Mike Edwards , a veteran member of Portsmouth CTC, treated eight members to a demonstration of how to build and repair bicycle wheels at his house.
Unfortunately Mike had suffered a small accident so he was unable to do a demonstration as planned but all the members took turns working under his direction.
I had ridden over on my 1987 Peugeot bike with steel wheels which we wanted to change to modern aluminium rims which are lighter and brake better.
First we removed the front wheel. There are 36 spokes in each wheel and each has to be loosened and then removed to the new rim before being tightened up again to exact tension otherwise the wheel will be wobbly.
To give everyone a chance to learn, and also to speed things up, at one time we had four peole spaced around the wheel attending to nine spokes each.
This way we had two wheels completed by lunch time.
After lunch we refitted the tyres and put the bike back together while Mike produced two more wheels that needed 'sorting' The first was seriously buckled and needed the rim removing and flattened out where it had buckled, and then rebuilt.
Mike then went on to produce just the hub from the middle of a wheel, a rim, and a bundle of spokes, and set about explaining the correct way to build a wheel starting from scratch.
Mike has the special frame needed to hold the wheel while it is turned round to make sure the hub is 'dead central' and there are no wobbles in it. There always are, so each spoke has to be tightened up in turn to get the balance right.
During the day Mike's wife Ann kept us supplied with tea and coffe as well as some delicious home made biscuits to prevent brain starvation, and at the end we had eight enlightened cyclists.

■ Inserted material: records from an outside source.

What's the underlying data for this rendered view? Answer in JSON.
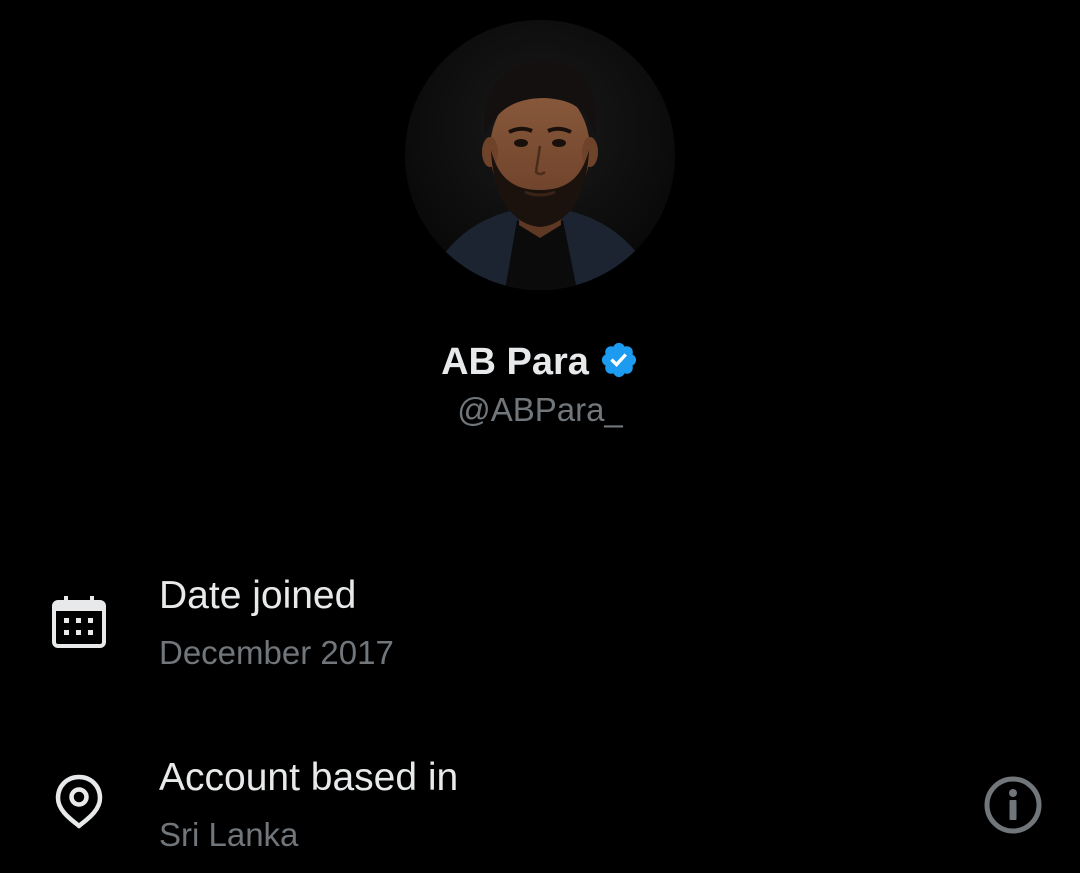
{
  "profile": {
    "display_name": "AB Para",
    "handle": "@ABPara_",
    "verified": true,
    "verified_color": "#1d9bf0",
    "avatar_icon": "profile-photo"
  },
  "details": {
    "date_joined": {
      "icon": "calendar-icon",
      "title": "Date joined",
      "value": "December 2017"
    },
    "account_based_in": {
      "icon": "location-pin-icon",
      "title": "Account based in",
      "value": "Sri Lanka",
      "action_icon": "info-icon"
    }
  },
  "colors": {
    "background": "#000000",
    "primary_text": "#e7e9ea",
    "secondary_text": "#71767b"
  }
}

I was the lucky one who rode home with new lightweight wheels on my old bike.
You can find out about the CTC's activities at http://www.portsmouthctc.org.uk